Funding Tourism Promotion
A tourist in Ireland once asked a local, “How do I get to Dublin?” The Irishman answered, “Well I wouldn’t start from here.”
The debate over funding support for tourism promotion in Hawke’s Bay is a bit like that. The Regional Council’s recent announcement that it is reconsidering its previous ample-bordering-on-generous financial support for Hawke’s Bay Tourism’s marketing of the region has caused quite a stir.
As is often the case in matters relating to economic development, and especially in relation to the funding of it, the wrong questions get asked and the right ones don’t. One of the greatest repeat errors made in deciding how and how much to support economic development in regions is that so often funding leads strategy, rather than the reverse.
The wrong question to ask here is – should we continue to fund tourism promotion at or near recent levels? The right question to ask is – what are our economic development priorities in Hawke’s Bay, and how should we fund these?
There is an existing development strategy for Hawke’s Bay. It is called Matariki. It contains a number of high level strategic actions relating to infrastructure, governance, business support and capacity development. It generally avoids commitment to particular sectors and rather offers support to capacity building. This approach has much to commend it.
The funding of tourism promotion supports one sector that accounts for around five per cent of the regional economy. It does not, by and large, fund capacity building in the sector nor entrepreneurship and innovation in the sector. It funds marketing only, and, on the face of it, does this very, very well. Visitor number are growing, as it the visitor spend, and this bodes well for many tourist-facing businesses in the region.
But all this is really beside the point. Are visitor numbers growing because of the efforts of Tourism Hawke’s Bay? Well, they might be. Causation in economic development is notoriously hard to determine since the drivers of success are many, complex and interdependent. Tourism numbers and spend might be growing well in other regions too, and because of local, national and international factors. Would tourism numbers decline if the funding of tourism promotion were reduced? Who would know? They might, or might not.
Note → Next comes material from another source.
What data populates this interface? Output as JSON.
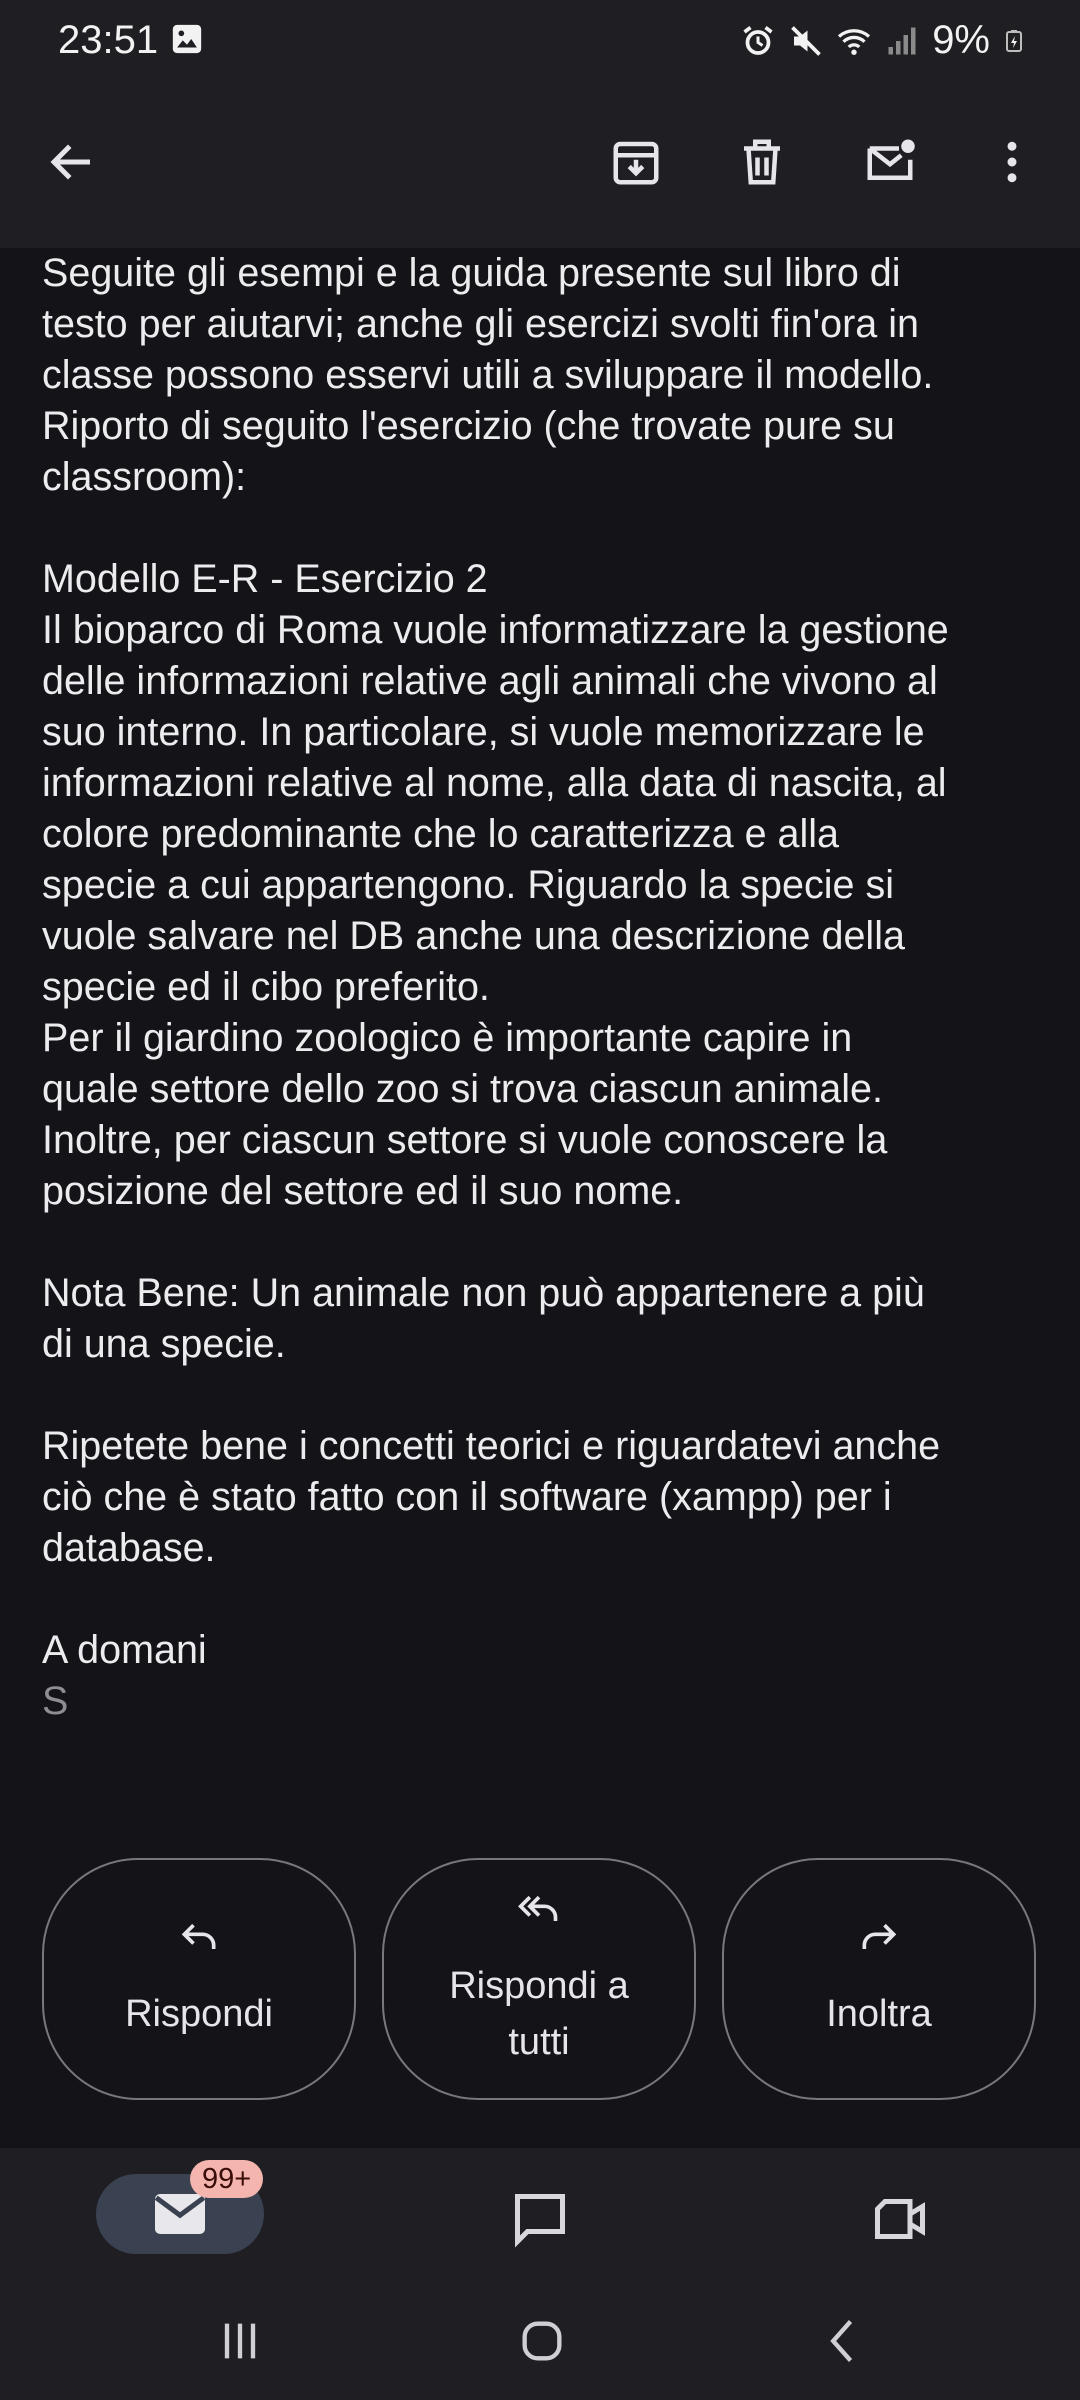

Could the money spent on tourism promotion be better spent on tourism product development, or indeed on other equally deserving, successful, growing sectors like digital or agri-business? I don’t know the answer, and nor does anyone else for that matter, but the question of opportunity cost – what we as a region miss out on by spending so much on tourism promotion – is a good one to be asking. Currently we are not. We have not as a region yet developed the criteria for judging where to place our economic development dollar, nor used the tools that are available to do this. We should.
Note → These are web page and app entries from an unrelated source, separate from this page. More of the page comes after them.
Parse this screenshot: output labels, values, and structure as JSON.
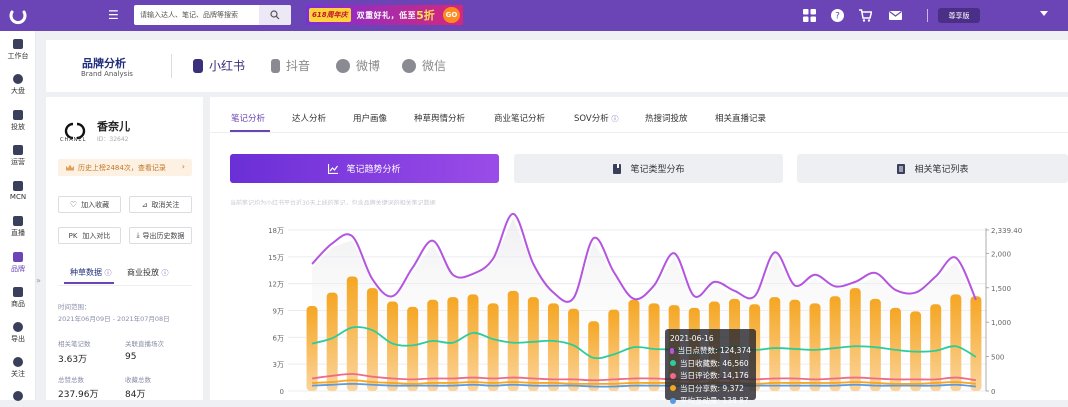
{
  "topbar": {
    "search_placeholder": "请输入达人、笔记、品牌等搜索",
    "banner": {
      "tag": "618周年庆",
      "text": "双重好礼，低至",
      "discount": "5折",
      "go": "GO"
    },
    "tier": "尊享版",
    "icons": [
      "apps-icon",
      "help-icon",
      "cart-icon",
      "mail-icon"
    ]
  },
  "sidebar": {
    "items": [
      {
        "label": "工作台",
        "icon": "dashboard-icon"
      },
      {
        "label": "大盘",
        "icon": "pie-icon"
      },
      {
        "label": "投放",
        "icon": "launch-icon"
      },
      {
        "label": "运营",
        "icon": "chat-icon"
      },
      {
        "label": "MCN",
        "icon": "mcn-icon"
      },
      {
        "label": "直播",
        "icon": "live-icon"
      },
      {
        "label": "品牌",
        "icon": "brand-icon",
        "active": true
      },
      {
        "label": "商品",
        "icon": "goods-icon"
      },
      {
        "label": "导出",
        "icon": "export-icon"
      },
      {
        "label": "关注",
        "icon": "eye-icon"
      }
    ],
    "collapse": "»"
  },
  "brandbar": {
    "title": "品牌分析",
    "subtitle": "Brand Analysis",
    "platforms": [
      "小红书",
      "抖音",
      "微博",
      "微信"
    ]
  },
  "profile": {
    "logo_text": "CHANEL",
    "name": "香奈儿",
    "id": "ID：32642",
    "history": "历史上榜2484次，查看记录",
    "history_arrow": "›",
    "buttons": [
      "加入收藏",
      "取消关注",
      "加入对比",
      "导出历史数据"
    ],
    "pk": "PK",
    "tabs": [
      "种草数据",
      "商业投放"
    ],
    "time_label": "时间范围：",
    "time_range": "2021年06月09日 - 2021年07月08日",
    "stats": [
      {
        "label": "相关笔记数",
        "value": "3.63万"
      },
      {
        "label": "关联直播场次",
        "value": "95"
      },
      {
        "label": "总赞总数",
        "value": "237.96万"
      },
      {
        "label": "收藏总数",
        "value": "84万"
      }
    ]
  },
  "main": {
    "tabs": [
      "笔记分析",
      "达人分析",
      "用户画像",
      "种草舆情分析",
      "商业笔记分析",
      "SOV分析",
      "热搜词投放",
      "相关直播记录"
    ],
    "big_buttons": [
      "笔记趋势分析",
      "笔记类型分布",
      "相关笔记列表"
    ],
    "note_cut": "当前笔记均为小红书平台近30天上线的笔记，包含品牌关键词的相关笔记数据"
  },
  "tooltip": {
    "date": "2021-06-16",
    "rows": [
      {
        "label": "当日点赞数: 124,374",
        "color": "#b455e0"
      },
      {
        "label": "当日收藏数: 46,560",
        "color": "#2ecc9a"
      },
      {
        "label": "当日评论数: 14,176",
        "color": "#f06a8a"
      },
      {
        "label": "当日分享数: 9,372",
        "color": "#f5a623"
      },
      {
        "label": "平均互动量: 138.87",
        "color": "#5b9ae0"
      }
    ]
  },
  "chart_data": {
    "type": "bar",
    "y_left_ticks": [
      "0",
      "3万",
      "6万",
      "9万",
      "12万",
      "15万",
      "18万"
    ],
    "y_right_ticks": [
      "0",
      "500",
      "1,000",
      "1,500",
      "2,000",
      "2,339.40"
    ],
    "ylim_left": [
      0,
      180000
    ],
    "ylim_right": [
      0,
      2339.4
    ],
    "bars": [
      9.5,
      11,
      12.8,
      11.5,
      10,
      9.4,
      10.2,
      10.5,
      10.8,
      9.8,
      11.2,
      10.5,
      9.8,
      9.2,
      7.8,
      9.1,
      10.2,
      9.8,
      9.6,
      9.3,
      10,
      10.3,
      9.7,
      10.5,
      10.2,
      9.8,
      10.6,
      11.5,
      10.3,
      9.3,
      8.9,
      9.7,
      10.8,
      10.6
    ],
    "series": [
      {
        "name": "当日点赞数",
        "color": "#b455e0",
        "values": [
          14.2,
          16.5,
          17.3,
          12.5,
          10.6,
          13.8,
          16.8,
          13,
          13.1,
          14.8,
          19.8,
          14.2,
          11,
          10.4,
          17.1,
          13.3,
          10.3,
          11.8,
          15.4,
          10.6,
          12.2,
          11.2,
          10.6,
          15.5,
          11.8,
          13,
          11.7,
          12.2,
          13.2,
          11.3,
          11,
          12.8,
          14.9,
          10.2
        ]
      },
      {
        "name": "当日收藏数",
        "color": "#2ecc9a",
        "values": [
          5.3,
          5.9,
          7.1,
          6.8,
          5.3,
          5.1,
          5.6,
          5.4,
          6.5,
          5.8,
          5.4,
          5.5,
          5.6,
          5.1,
          3.7,
          4.1,
          4.9,
          4.7,
          4.6,
          4.2,
          4.5,
          4.9,
          4.6,
          4.8,
          4.7,
          4.6,
          4.8,
          5,
          4.9,
          4.6,
          4.4,
          4.5,
          5,
          3.8
        ]
      },
      {
        "name": "当日评论数",
        "color": "#f06a8a",
        "values": [
          1.4,
          1.7,
          1.9,
          1.6,
          1.4,
          1.3,
          1.4,
          1.4,
          1.5,
          1.4,
          1.5,
          1.4,
          1.3,
          1.3,
          1.2,
          1.3,
          1.4,
          1.4,
          1.3,
          1.3,
          1.4,
          1.4,
          1.3,
          1.4,
          1.4,
          1.3,
          1.4,
          1.5,
          1.4,
          1.3,
          1.3,
          1.3,
          1.5,
          1.2
        ]
      },
      {
        "name": "当日分享数",
        "color": "#f5a623",
        "values": [
          0.9,
          1,
          1.2,
          1,
          0.9,
          0.8,
          0.9,
          0.9,
          1,
          0.9,
          1,
          0.9,
          0.9,
          0.8,
          0.8,
          0.8,
          0.9,
          0.9,
          0.9,
          0.8,
          0.9,
          0.9,
          0.8,
          0.9,
          0.9,
          0.9,
          0.9,
          1,
          0.9,
          0.8,
          0.8,
          0.9,
          1,
          0.8
        ]
      },
      {
        "name": "平均互动量",
        "color": "#5b9ae0",
        "values": [
          0.6,
          0.7,
          0.8,
          0.7,
          0.6,
          0.6,
          0.6,
          0.6,
          0.7,
          0.6,
          0.7,
          0.6,
          0.6,
          0.6,
          0.5,
          0.5,
          0.6,
          0.6,
          0.6,
          0.6,
          0.6,
          0.6,
          0.6,
          0.6,
          0.6,
          0.6,
          0.6,
          0.7,
          0.6,
          0.6,
          0.6,
          0.6,
          0.7,
          0.5
        ]
      }
    ]
  }
}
Could the money we (institutions) all variously spend on economic development be more strategically deployed to support the development of entrepreneurial talent, of innovation systems across all sectors and silos, of growing the next generation of start-ups and high growing companies, of building and resourcing entrepreneurship networks? Maybe it could. At least for some of those dollars, it most assuredly should. Our investment logo proclaims that “great things grow here”. We should ensure that we water all of the garden, and nurture or region’s capacity for growth across the breadth of our emerging strategic opportunities.
Such an approach starts with the notion, sadly not more widely recognized, that “engines” of economic development – sectors such as tourism – actually do not “drive” local economies. It is, rather, regional capacity that drives economies – the twenty-first century infrastructure; the business culture; the regional leadership; the connected, active networks of innovation; the spirit (or not) of collaboration; the willingness to set aside turf battles; and in short, the “ecosystem”. Many regions are onto this, and they are prospering as a result. They fund incubation, the acceleration of high growth companies, entrepreneurship events, joining the dots between sources of capital and the creation of new businesses, peer learning among entrepreneurs and start-ups, and the like.
Successful regions recognise, too, that all economic development activity must be future facing. It is the next job, and the next investment dollar, that we want to unlock, not the last. Even large and currently successful industry sectors offer no guarantees about future jobs and investment. The size of a sector, of itself, means nothing in terms of future growth potential. Future growth will come from capability plus opportunity.
Until we in this region start asking, and more importantly, answering the right questions, the debates will remain mired in dead end areas and fights over diminishing funding pies, which will help no one in the long run.
Just like the tourist intent on getting to Dublin, I wouldn’t be starting from here.
Paul Collits is an Adjunct Associate Professor in the Business School at EIT and an economic development consultant in New Zealand and Australia